Using the listing below, copy every line that mentions "portaal".

▶ [SUPPLIED RECORDS]:
((

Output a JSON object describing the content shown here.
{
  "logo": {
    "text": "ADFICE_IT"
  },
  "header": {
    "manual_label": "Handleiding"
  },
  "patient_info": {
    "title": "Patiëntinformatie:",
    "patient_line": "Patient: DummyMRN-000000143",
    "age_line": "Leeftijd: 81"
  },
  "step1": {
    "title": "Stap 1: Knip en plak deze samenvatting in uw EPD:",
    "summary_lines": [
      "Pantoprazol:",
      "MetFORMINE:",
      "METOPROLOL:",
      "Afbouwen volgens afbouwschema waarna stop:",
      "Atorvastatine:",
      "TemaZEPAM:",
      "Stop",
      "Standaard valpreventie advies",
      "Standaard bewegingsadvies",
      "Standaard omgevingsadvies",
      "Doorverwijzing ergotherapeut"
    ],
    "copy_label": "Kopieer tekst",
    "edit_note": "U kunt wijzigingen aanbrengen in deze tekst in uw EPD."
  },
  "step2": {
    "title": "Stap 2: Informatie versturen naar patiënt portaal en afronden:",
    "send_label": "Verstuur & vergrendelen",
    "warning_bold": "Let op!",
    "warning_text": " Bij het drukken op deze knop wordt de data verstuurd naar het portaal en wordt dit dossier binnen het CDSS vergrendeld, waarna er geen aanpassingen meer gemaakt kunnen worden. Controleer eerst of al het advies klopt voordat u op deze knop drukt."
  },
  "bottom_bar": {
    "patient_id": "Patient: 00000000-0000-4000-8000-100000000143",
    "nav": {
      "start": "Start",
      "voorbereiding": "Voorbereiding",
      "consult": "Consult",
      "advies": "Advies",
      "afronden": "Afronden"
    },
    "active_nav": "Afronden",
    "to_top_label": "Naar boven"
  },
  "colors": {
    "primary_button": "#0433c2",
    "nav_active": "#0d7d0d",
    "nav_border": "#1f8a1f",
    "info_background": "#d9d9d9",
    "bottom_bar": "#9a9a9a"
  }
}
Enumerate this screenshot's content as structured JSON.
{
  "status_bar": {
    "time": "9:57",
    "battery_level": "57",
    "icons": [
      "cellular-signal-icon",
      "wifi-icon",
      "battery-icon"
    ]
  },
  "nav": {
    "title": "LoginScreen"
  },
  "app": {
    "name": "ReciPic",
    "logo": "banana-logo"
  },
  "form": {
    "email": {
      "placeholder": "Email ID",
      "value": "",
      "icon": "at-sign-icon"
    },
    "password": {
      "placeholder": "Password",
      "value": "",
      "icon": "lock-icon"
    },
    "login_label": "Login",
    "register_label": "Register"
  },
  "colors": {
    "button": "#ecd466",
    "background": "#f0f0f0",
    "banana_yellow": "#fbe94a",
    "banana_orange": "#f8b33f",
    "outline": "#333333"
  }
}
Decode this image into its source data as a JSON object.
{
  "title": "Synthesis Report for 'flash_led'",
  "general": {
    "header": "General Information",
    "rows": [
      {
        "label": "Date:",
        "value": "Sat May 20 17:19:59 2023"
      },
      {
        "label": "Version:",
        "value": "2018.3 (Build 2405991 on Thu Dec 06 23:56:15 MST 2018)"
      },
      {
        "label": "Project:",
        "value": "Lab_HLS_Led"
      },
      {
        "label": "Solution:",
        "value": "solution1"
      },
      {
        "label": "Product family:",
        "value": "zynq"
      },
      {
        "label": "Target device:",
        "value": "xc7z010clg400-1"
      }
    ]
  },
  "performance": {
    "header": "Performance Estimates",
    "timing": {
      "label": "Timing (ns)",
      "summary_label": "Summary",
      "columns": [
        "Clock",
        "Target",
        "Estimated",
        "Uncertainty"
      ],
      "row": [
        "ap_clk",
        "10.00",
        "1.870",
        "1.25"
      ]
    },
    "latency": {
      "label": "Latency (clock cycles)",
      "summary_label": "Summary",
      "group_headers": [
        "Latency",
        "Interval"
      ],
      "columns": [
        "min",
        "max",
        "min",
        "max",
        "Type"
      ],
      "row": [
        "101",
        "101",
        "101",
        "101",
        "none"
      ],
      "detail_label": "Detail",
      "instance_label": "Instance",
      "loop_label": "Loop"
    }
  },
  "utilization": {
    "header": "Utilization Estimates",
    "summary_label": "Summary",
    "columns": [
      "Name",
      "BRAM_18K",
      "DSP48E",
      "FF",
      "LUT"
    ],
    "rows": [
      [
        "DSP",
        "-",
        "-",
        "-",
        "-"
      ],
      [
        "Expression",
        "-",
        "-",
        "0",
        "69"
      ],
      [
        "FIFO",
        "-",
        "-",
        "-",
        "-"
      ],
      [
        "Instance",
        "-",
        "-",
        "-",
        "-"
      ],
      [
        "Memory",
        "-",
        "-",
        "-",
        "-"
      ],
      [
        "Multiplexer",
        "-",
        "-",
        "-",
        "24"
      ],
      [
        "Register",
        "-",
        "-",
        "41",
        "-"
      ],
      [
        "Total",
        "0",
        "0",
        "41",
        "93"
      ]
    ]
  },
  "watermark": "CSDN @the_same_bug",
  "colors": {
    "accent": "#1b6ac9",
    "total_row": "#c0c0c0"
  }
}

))

▶ [SOLUTION TO THE PROBLEM]:
    "title": "Stap 2: Informatie versturen naar patiënt portaal en afronden:",
    "warning_text": " Bij het drukken op deze knop wordt de data verstuurd naar het portaal en wordt dit dossier binnen het CDSS vergrendeld, waarna er geen aanpassingen meer gemaakt kunnen worden. Controleer eerst of al het advies klopt voordat u op deze knop drukt."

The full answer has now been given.